CPS uses potentially biased AI screening tools

Over the past seven years, employees at the Allegheny County Department of Human Services have frequently used an AI risk model prediction program to help assess children’s risk factors for foster care in the Pittsburgh area. In recent months, however, the underlying algorithms behind the Allegheny Family Screening Tool (AFST) have come under increased scrutiny for their opaque design, taking into account the longstanding racial, class, and gender biases of predictive AI tools.

Previous research by the Associate Press of the Allegheny Family Screening Tool’s algorithm found that certain data points could be interpreted as surrogate descriptions for racial groups. But now it appears that the AFST could also affect families within the disability community, as well as families with a history of mental illness. And the Justice Department takes note.

[Related: The White House’s new ‘AI Bill of Rights’ plans to tackle racist and biased algorithms.]

According to a new report released today by the Associated PressSeveral formal complaints regarding the AFST have been filed through the Justice Department’s Civil Rights Division, citing the AP‘s previous research into its potential problems. Anonymous sources within the Justice Department say officials are concerned that the AFST’s over-reliance on potentially skewed historical data risks “automating past inequalities,” particularly long-standing prejudices against people with disabilities and mental health problems.
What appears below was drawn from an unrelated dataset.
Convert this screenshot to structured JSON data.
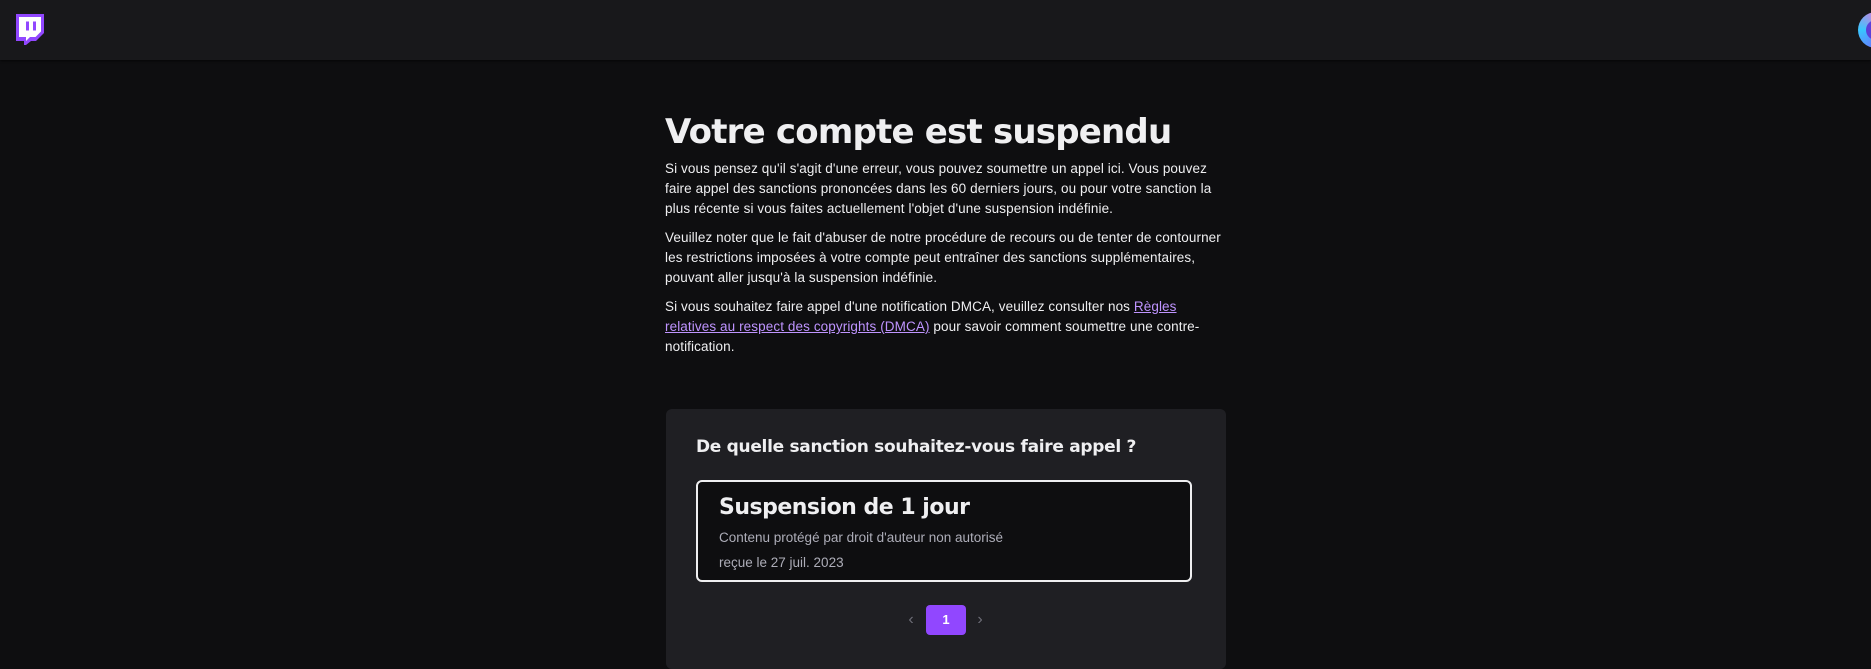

The AP explains that the Allegheny Family Screening Tool uses a “groundbreaking” AI program that it claims is designed to help overworked social workers in the Pittsburgh area identify which families need further investigation into child support claims. More specifically, the tool was developed to help predict the potential risk of a child being placed in foster care within two years of a family background assessment.
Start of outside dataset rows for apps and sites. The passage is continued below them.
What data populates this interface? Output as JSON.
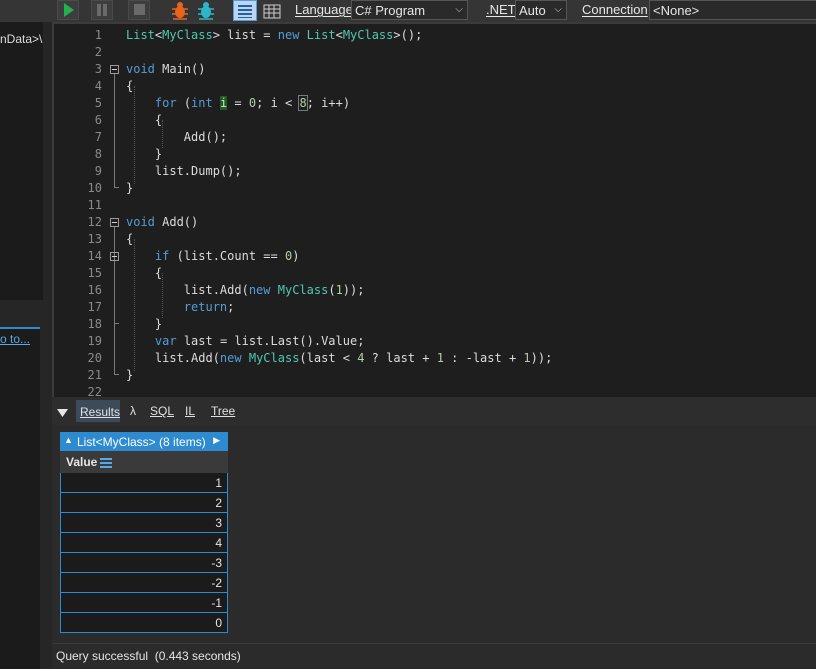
{
  "toolbar": {
    "language_label": "Language",
    "language_value": "C# Program",
    "net_label": ".NET",
    "net_value": "Auto",
    "connection_label": "Connection",
    "connection_value": "<None>"
  },
  "left_panel": {
    "path_fragment": "nData>\\",
    "link_fragment": "o to..."
  },
  "editor": {
    "line_numbers": [
      "1",
      "2",
      "3",
      "4",
      "5",
      "6",
      "7",
      "8",
      "9",
      "10",
      "11",
      "12",
      "13",
      "14",
      "15",
      "16",
      "17",
      "18",
      "19",
      "20",
      "21",
      "22"
    ]
  },
  "results_tabs": {
    "results": "Results",
    "lambda": "λ",
    "sql": "SQL",
    "il": "IL",
    "tree": "Tree"
  },
  "results_table": {
    "header": "List<MyClass> (8 items)",
    "column": "Value",
    "rows": [
      "1",
      "2",
      "3",
      "4",
      "-3",
      "-2",
      "-1",
      "0"
    ]
  },
  "status": {
    "text": "Query successful  (0.443 seconds)"
  },
  "colors": {
    "accent": "#2f8bd0",
    "run": "#22b14c",
    "keyword": "#569cd6",
    "type": "#4ec9b0",
    "number": "#b5cea8"
  }
}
The AFST’s black box design reportedly considers numerous case factors, including “personal information and birth, Medicaid, substance abuse, mental health, prison and probation records, and other government records” to determine further investigations for neglect. Although human social workers ultimately decide whether or not to follow up cases based on the results of the AFST algorithm, critics argue that the program’s potentially erroneous judgments could influence staff decisions.

[Related: The racist history behind using biology in criminology.]

A spokesman for the Allegheny County Department of Human Services told the AP that they are not aware of any complaints from the Justice Department, nor are they willing to discuss the larger criticism of the screening tool.

Child protection systems have long been heavily criticized for both their overall effectiveness and the disproportionate impact black, disabled, poor and otherwise marginalized families face. The AFST official website contains numerous third-party studies, reports, and articles that confirm the program’s supposed reliability and usefulness.